Have you tried it from Singapore?

I’ve been a DevOps Engineer before anyone called it DevOps.  I’ve seen every variation on how to approach troubleshooting an issue.  Well, I thought I had,  until yesterday, when we were having trouble receiving data from Weibo,  The Chinese hybrid of Facebook and Twitter.

We checked the networking to the server on our end which is responsible for ingesting data from Weibo.  We had reached out to Weibo, who provided data showing they were functioning normally.  We attempted manual versions of emulating the connection process to get the data… and so on.

Finally someone asked the not so obvious question, Have you tried it form Singapore?

This highlighted the completely new world that cloud computing has opened.  And that even if you host your own infrastructure, that you need to have a toe in the pool that is the cloud.

Trouble shooting an IT problem is a process of identifying the variables that are in place, and isolating them one by one until you are able to pinpoint the one that is at or near the issue.  ”Have you tried it from Singapore?” is the new tool in the DevOps belt now that allows us to not stop at the point where we have to concede that the issue “must” be somewhere in the route between us and them.

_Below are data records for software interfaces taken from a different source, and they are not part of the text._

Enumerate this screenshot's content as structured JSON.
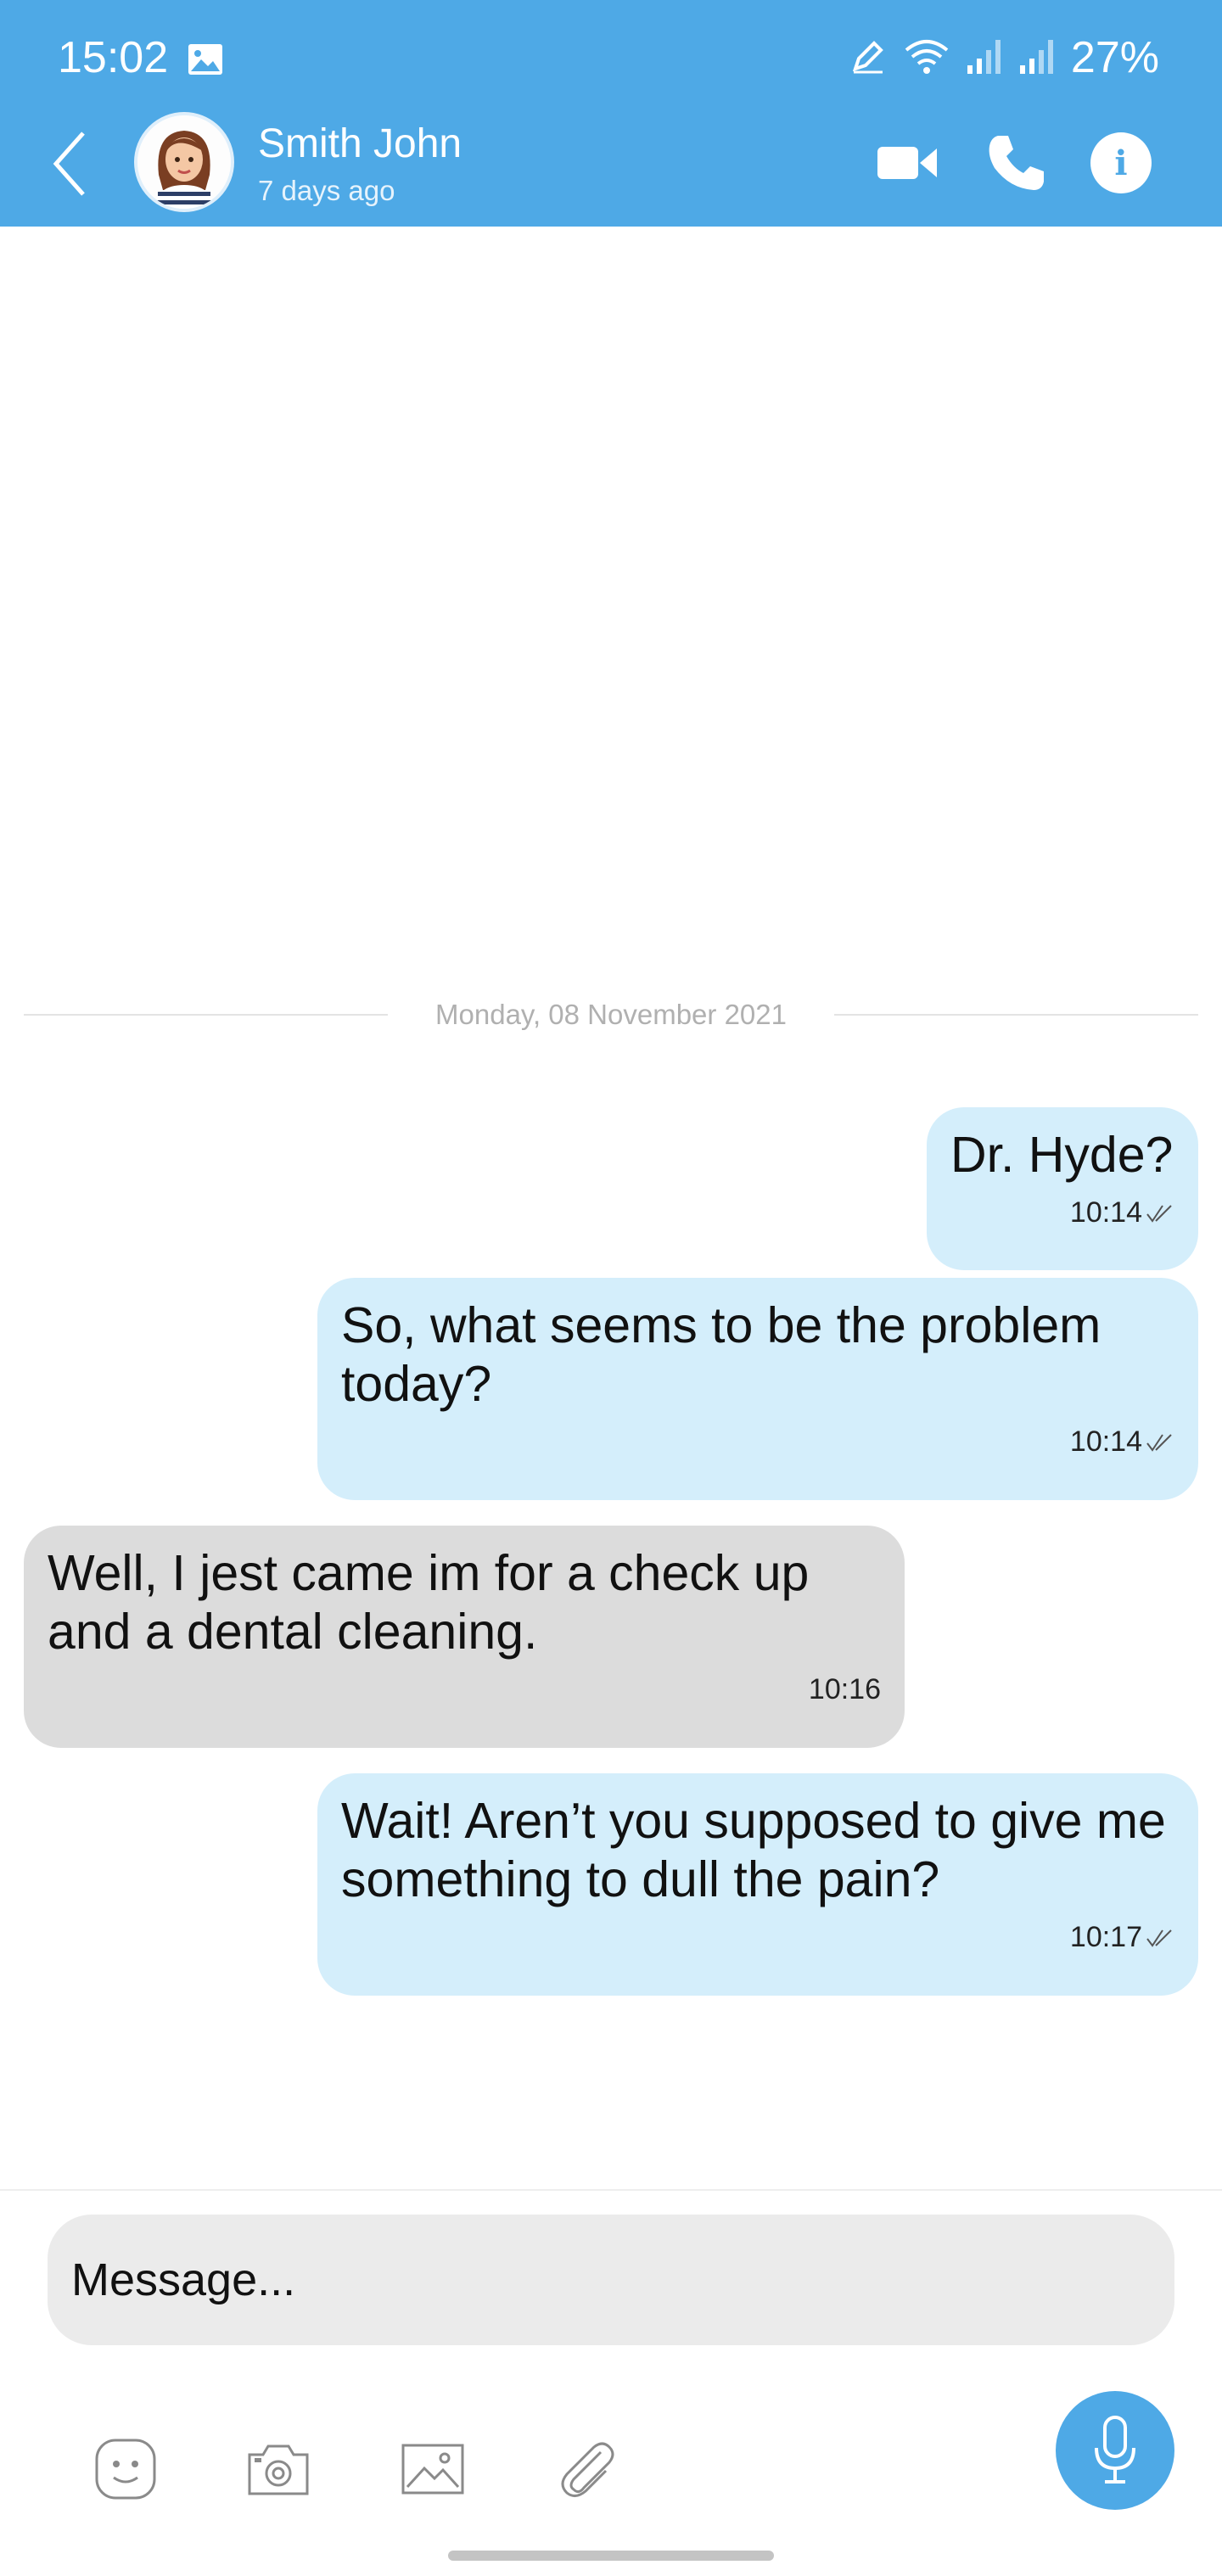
{
  "status_bar": {
    "time": "15:02",
    "battery": "27%",
    "icons": [
      "gallery-icon",
      "edit-icon",
      "wifi-icon",
      "signal-icon",
      "signal-icon"
    ]
  },
  "header": {
    "contact_name": "Smith John",
    "last_seen": "7 days ago",
    "info_label": "i",
    "icons": [
      "back-icon",
      "avatar",
      "video-icon",
      "phone-icon",
      "info-icon"
    ],
    "background_color": "#4ea9e6"
  },
  "chat": {
    "date_divider": "Monday, 08 November 2021",
    "messages": [
      {
        "direction": "outgoing",
        "text": "Dr. Hyde?",
        "time": "10:14",
        "read": true
      },
      {
        "direction": "outgoing",
        "text": "So, what seems to be the problem today?",
        "time": "10:14",
        "read": true
      },
      {
        "direction": "incoming",
        "text": "Well, I jest came im for a check up and a dental cleaning.",
        "time": "10:16"
      },
      {
        "direction": "outgoing",
        "text": "Wait! Aren’t you supposed to give me something to dull the pain?",
        "time": "10:17",
        "read": true
      }
    ],
    "colors": {
      "outgoing_bubble": "#d4eefb",
      "incoming_bubble": "#dcdcdc"
    }
  },
  "composer": {
    "placeholder": "Message...",
    "value": "",
    "tools": [
      "emoji-icon",
      "camera-icon",
      "image-icon",
      "attach-icon"
    ],
    "send_icon": "microphone-icon"
  }
}
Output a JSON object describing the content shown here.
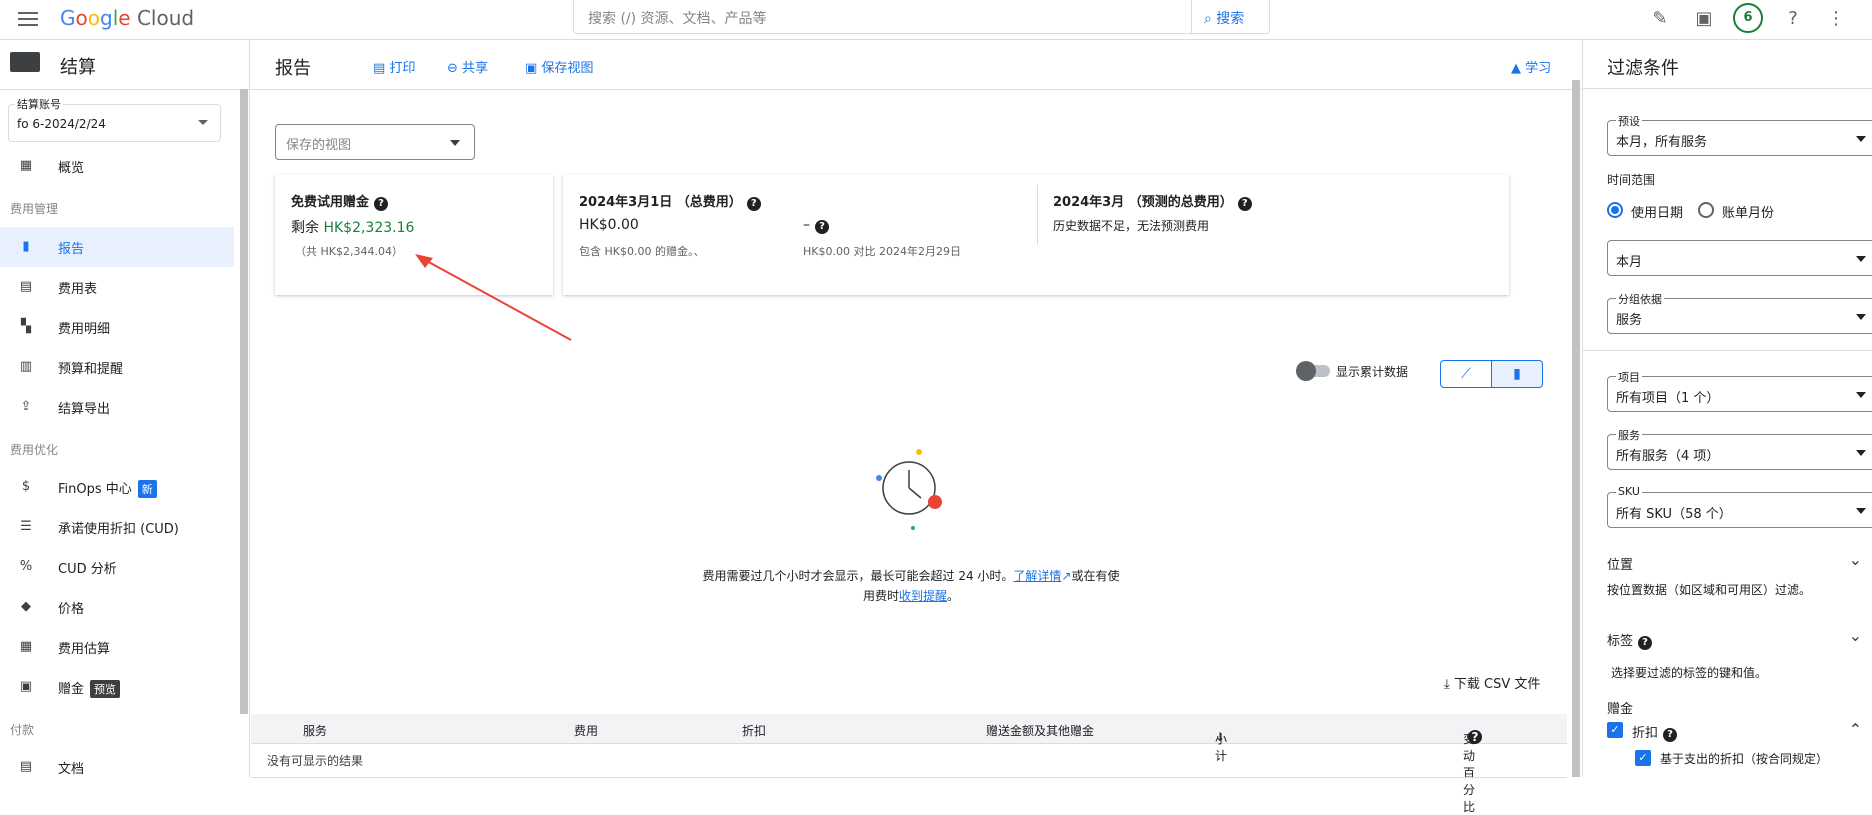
{
  "topbar": {
    "logo": "Google Cloud",
    "search_placeholder": "搜索 (/) 资源、文档、产品等",
    "search_button": "搜索",
    "notification_count": "6"
  },
  "sidebar": {
    "title": "结算",
    "account_label": "结算账号",
    "account_value": "fo          6-2024/2/24",
    "sections": {
      "cost_management": "费用管理",
      "cost_optimization": "费用优化",
      "payment": "付款"
    },
    "items": [
      {
        "label": "概览",
        "icon": "overview-icon"
      },
      {
        "label": "报告",
        "icon": "bar-chart-icon"
      },
      {
        "label": "费用表",
        "icon": "table-icon"
      },
      {
        "label": "费用明细",
        "icon": "waterfall-icon"
      },
      {
        "label": "预算和提醒",
        "icon": "budget-icon"
      },
      {
        "label": "结算导出",
        "icon": "upload-icon"
      },
      {
        "label": "FinOps 中心",
        "tag": "新",
        "icon": "dollar-icon"
      },
      {
        "label": "承诺使用折扣 (CUD)",
        "icon": "list-icon"
      },
      {
        "label": "CUD 分析",
        "icon": "percent-icon"
      },
      {
        "label": "价格",
        "icon": "price-tag-icon"
      },
      {
        "label": "费用估算",
        "icon": "calculator-icon"
      },
      {
        "label": "赠金",
        "tag": "预览",
        "icon": "gift-icon"
      },
      {
        "label": "文档",
        "icon": "document-icon"
      }
    ]
  },
  "main": {
    "title": "报告",
    "print": "打印",
    "share": "共享",
    "save_view": "保存视图",
    "learn": "学习",
    "saved_view_placeholder": "保存的视图",
    "trial_card": {
      "title": "免费试用赠金",
      "remaining_label": "剩余",
      "remaining_value": "HK$2,323.16",
      "total": "（共 HK$2,344.04）"
    },
    "cost_card": {
      "title": "2024年3月1日 （总费用）",
      "amount": "HK$0.00",
      "note": "包含 HK$0.00 的赠金。、",
      "dash": "–",
      "compare": "HK$0.00 对比 2024年2月29日",
      "forecast_title": "2024年3月 （预测的总费用）",
      "forecast_note": "历史数据不足，无法预测费用"
    },
    "cumulative_label": "显示累计数据",
    "empty_message_1": "费用需要过几个小时才会显示，最长可能会超过 24 小时。",
    "learn_more": "了解详情",
    "empty_message_2": "或在有使",
    "empty_message_3": "用费时",
    "get_alerts": "收到提醒",
    "period": "。",
    "download_csv": "下载 CSV 文件",
    "table_headers": [
      "服务",
      "费用",
      "折扣",
      "赠送金额及其他赠金",
      "小计",
      "变动百分比"
    ],
    "no_results": "没有可显示的结果"
  },
  "filters": {
    "title": "过滤条件",
    "preset_label": "预设",
    "preset_value": "本月，所有服务",
    "time_range_label": "时间范围",
    "use_date": "使用日期",
    "invoice_month": "账单月份",
    "period_value": "本月",
    "group_by_label": "分组依据",
    "group_by_value": "服务",
    "projects_label": "项目",
    "projects_value": "所有项目（1 个）",
    "services_label": "服务",
    "services_value": "所有服务（4 项）",
    "sku_label": "SKU",
    "sku_value": "所有 SKU（58 个）",
    "location_label": "位置",
    "location_desc": "按位置数据（如区域和可用区）过滤。",
    "labels_label": "标签",
    "labels_desc": "选择要过滤的标签的键和值。",
    "credits_label": "赠金",
    "discount_label": "折扣",
    "spend_discount_label": "基于支出的折扣（按合同规定）"
  },
  "colors": {
    "accent": "#1a73e8",
    "credit_green": "#188038",
    "arrow_red": "#ea4335"
  }
}
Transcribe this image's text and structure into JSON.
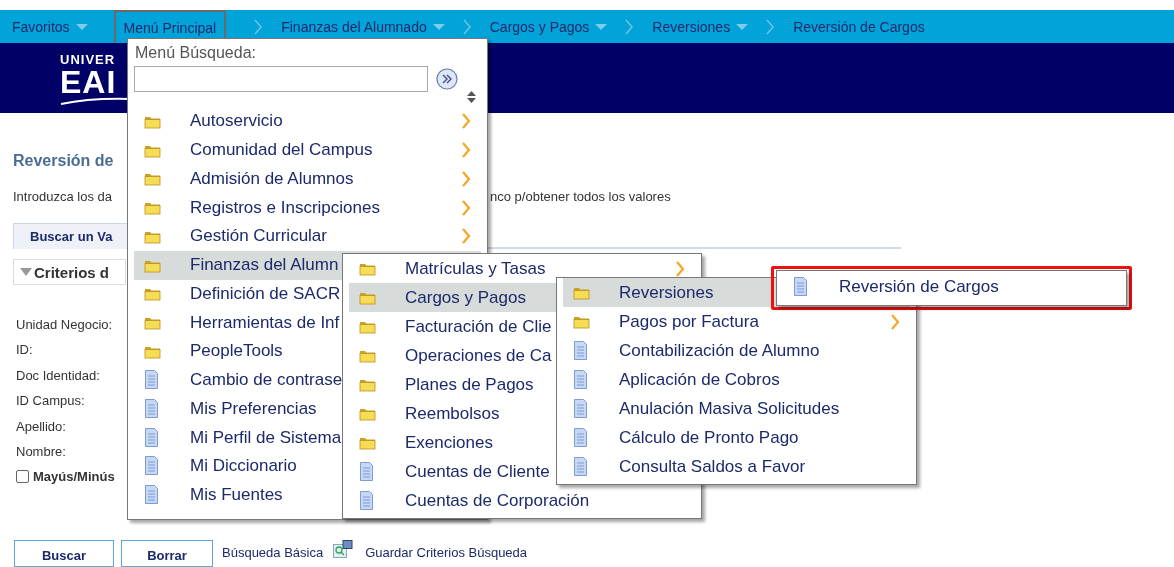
{
  "nav": [
    {
      "label": "Favoritos",
      "kind": "menu",
      "dropdown": true,
      "selected": false
    },
    {
      "label": "Menú Principal",
      "kind": "menu",
      "dropdown": false,
      "selected": true
    },
    {
      "label": "Finanzas del Alumnado",
      "kind": "crumb",
      "dropdown": true,
      "selected": false
    },
    {
      "label": "Cargos y Pagos",
      "kind": "crumb",
      "dropdown": true,
      "selected": false
    },
    {
      "label": "Reversiones",
      "kind": "crumb",
      "dropdown": true,
      "selected": false
    },
    {
      "label": "Reversión de Cargos",
      "kind": "crumb",
      "dropdown": false,
      "selected": false
    }
  ],
  "banner": {
    "logo_lines": [
      "UNIVER",
      "EAI"
    ]
  },
  "page": {
    "title": "Reversión de",
    "instructions": [
      "Introduzca los da",
      "nco p/obtener todos los valores"
    ],
    "tab": "Buscar un Va",
    "section": {
      "label": "Criterios d",
      "expanded": true
    },
    "fields": [
      "Unidad Negocio:",
      "ID:",
      "Doc Identidad:",
      "ID Campus:",
      "Apellido:",
      "Nombre:"
    ],
    "checkbox": {
      "label": "Mayús/Minús",
      "checked": false
    },
    "buttons": [
      "Buscar",
      "Borrar"
    ],
    "links": [
      {
        "label": "Búsqueda Básica",
        "icon": false
      },
      {
        "label": "Guardar Criterios Búsqueda",
        "icon": true
      }
    ]
  },
  "menus": [
    {
      "search_label": "Menú Búsqueda:",
      "items": [
        {
          "label": "Autoservicio",
          "kind": "folder",
          "submenu": true,
          "selected": false
        },
        {
          "label": "Comunidad del Campus",
          "kind": "folder",
          "submenu": true,
          "selected": false
        },
        {
          "label": "Admisión de Alumnos",
          "kind": "folder",
          "submenu": true,
          "selected": false
        },
        {
          "label": "Registros e Inscripciones",
          "kind": "folder",
          "submenu": true,
          "selected": false
        },
        {
          "label": "Gestión Curricular",
          "kind": "folder",
          "submenu": true,
          "selected": false
        },
        {
          "label": "Finanzas del Alumn",
          "kind": "folder",
          "submenu": false,
          "selected": true
        },
        {
          "label": "Definición de SACR",
          "kind": "folder",
          "submenu": false,
          "selected": false
        },
        {
          "label": "Herramientas de Inf",
          "kind": "folder",
          "submenu": false,
          "selected": false
        },
        {
          "label": "PeopleTools",
          "kind": "folder",
          "submenu": false,
          "selected": false
        },
        {
          "label": "Cambio de contrase",
          "kind": "page",
          "submenu": false,
          "selected": false
        },
        {
          "label": "Mis Preferencias",
          "kind": "page",
          "submenu": false,
          "selected": false
        },
        {
          "label": "Mi Perfil de Sistema",
          "kind": "page",
          "submenu": false,
          "selected": false
        },
        {
          "label": "Mi Diccionario",
          "kind": "page",
          "submenu": false,
          "selected": false
        },
        {
          "label": "Mis Fuentes",
          "kind": "page",
          "submenu": false,
          "selected": false
        }
      ]
    },
    {
      "items": [
        {
          "label": "Matrículas y Tasas",
          "kind": "folder",
          "submenu": true,
          "selected": false
        },
        {
          "label": "Cargos y Pagos",
          "kind": "folder",
          "submenu": false,
          "selected": true
        },
        {
          "label": "Facturación de Clie",
          "kind": "folder",
          "submenu": false,
          "selected": false
        },
        {
          "label": "Operaciones de Ca",
          "kind": "folder",
          "submenu": false,
          "selected": false
        },
        {
          "label": "Planes de Pagos",
          "kind": "folder",
          "submenu": false,
          "selected": false
        },
        {
          "label": "Reembolsos",
          "kind": "folder",
          "submenu": false,
          "selected": false
        },
        {
          "label": "Exenciones",
          "kind": "folder",
          "submenu": false,
          "selected": false
        },
        {
          "label": "Cuentas de Cliente",
          "kind": "page",
          "submenu": false,
          "selected": false
        },
        {
          "label": "Cuentas de Corporación",
          "kind": "page",
          "submenu": false,
          "selected": false
        }
      ]
    },
    {
      "items": [
        {
          "label": "Reversiones",
          "kind": "folder",
          "submenu": false,
          "selected": true
        },
        {
          "label": "Pagos por Factura",
          "kind": "folder",
          "submenu": true,
          "selected": false
        },
        {
          "label": "Contabilización de Alumno",
          "kind": "page",
          "submenu": false,
          "selected": false
        },
        {
          "label": "Aplicación de Cobros",
          "kind": "page",
          "submenu": false,
          "selected": false
        },
        {
          "label": "Anulación Masiva Solicitudes",
          "kind": "page",
          "submenu": false,
          "selected": false
        },
        {
          "label": "Cálculo de Pronto Pago",
          "kind": "page",
          "submenu": false,
          "selected": false
        },
        {
          "label": "Consulta Saldos a Favor",
          "kind": "page",
          "submenu": false,
          "selected": false
        }
      ]
    },
    {
      "highlighted": true,
      "items": [
        {
          "label": "Reversión de Cargos",
          "kind": "page",
          "submenu": false,
          "selected": false
        }
      ]
    }
  ]
}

It’s now possible to have, in an instant, a server up and available in Cloud Data Centers around the world.  This allowed us to test the issue much more local to China.  I’m sorry, but that is huge.   We were able to open our AWS console, bring up a sever in Singapore and remove all the unknown of transferring data around half the globe, and remove that variable.  This is something that not long ago was an inconceivable troubleshooting step.  You had to trust your remote partner, and that is no longer the case.

So DevOp, the next time you run into a network issue between you and a provider, remember… Have you tried it from Singapore?

Code something, anything, to jumpstart your creativity

I’ve recently been in a recurring rotating role of testing out new tools to potentially integrate into our infrastructure.

If not doing that I’ve been aiding our research team in troubleshooting a Hadoop testbed for a prototype Social Media mining add on to our product.

In short, for all intents and purposes my only recent memories are of config files.

I needed something to recharge myself, but what?

Luckily? Twitters outage this week fell into my lap.  My companies lifeblood is the Twitter Firehose feed.  It was down, and with all my monitoring in place, I didn’t realize right away.  This was a problem, and it was one I could write code to solve.

Our engineering team had just demoed some new JDK 8 niceties that looked a lot like features that I really liked in Ruby.

I probably could have found an existing plugin to monitor my data rate intake from Twitter.  I probably could have written my own easily in Bash.  The JDK 8 demo though resonated somewhere though, and I thought it was time I refresh my Ruby memory and write it with that.

With that, the magic was back, I was excited about this tiny monitor that needed to be in place and I was feeling refreshed.

The ultimate takeaway is that we all tend to get burnt out with projects sometimes and need a way to revitalize our drive.  For me it turned out to be a simple coding exercise in a language I’d neglected for a while resparked my creativity and got me back on track.

What’s your go to?

Startup, have you considered DevOps as an initial hire?

Having worked as a sysadmin, and now under the latest moniker of DevOps for quite a few startups I’ve run into the commonality that DevOps was an afterthought, albeit with a couple notable exceptions.

I get it, someone had an idea and ran with it, got it to a point that someone wanted to fund it, and it was time to start growing and bringing in customers.

To do this the company had to begin to scale up quickly, get an initial product out the door with a minimal viable build and reiterate on that process.  They had to grow the company and the product at the same time with little worry about scaling that growth long term. It had to work NOW.

Ultimately it did work and it was time to hire.  Bring in developers both UI and Backend, sales, support, etc… And to everyone’s delight success!

This is about the time people start looking for me, or someone like me.  The engineering team realizes that while what they’ve built for an infrastructure works, it might be becoming more of a time consuming task to maintain than to actually continue to enhance the company’s product.  It’s time for DevOps.

Upon joining the startup, I tend to see that Engineering has done a great job building a product, but not an infrastructure.  It runs, but no one can really tell how well.  It’s been built with a purpose, but not been designed to be managed.

This lack of management built into the design begins to be a limiting factor in the companies ability to be agile to market demands on them.  What one tends to fail to consider is that what a startup does in the beginning is rarely what it ends up doing ultimately.  What I mean here is that the initial idea that founded the company tends to change quickly over time.  The initial offering while finding customers tends to be “off” a bit and through feedback and iteration oftens veers far from the originating idea.  This means that the technologies employed to support this product often have to change quickly dramatically as well.

This is where DevOps accel and can be a vital resource in the architecting of the initial infrastructure designs.  These designs will be small in scale, but it’s DevOps that design with scale in mind.

I’ve worked in both scenarios, but all that had adopted DevOps early on have had undeniable success.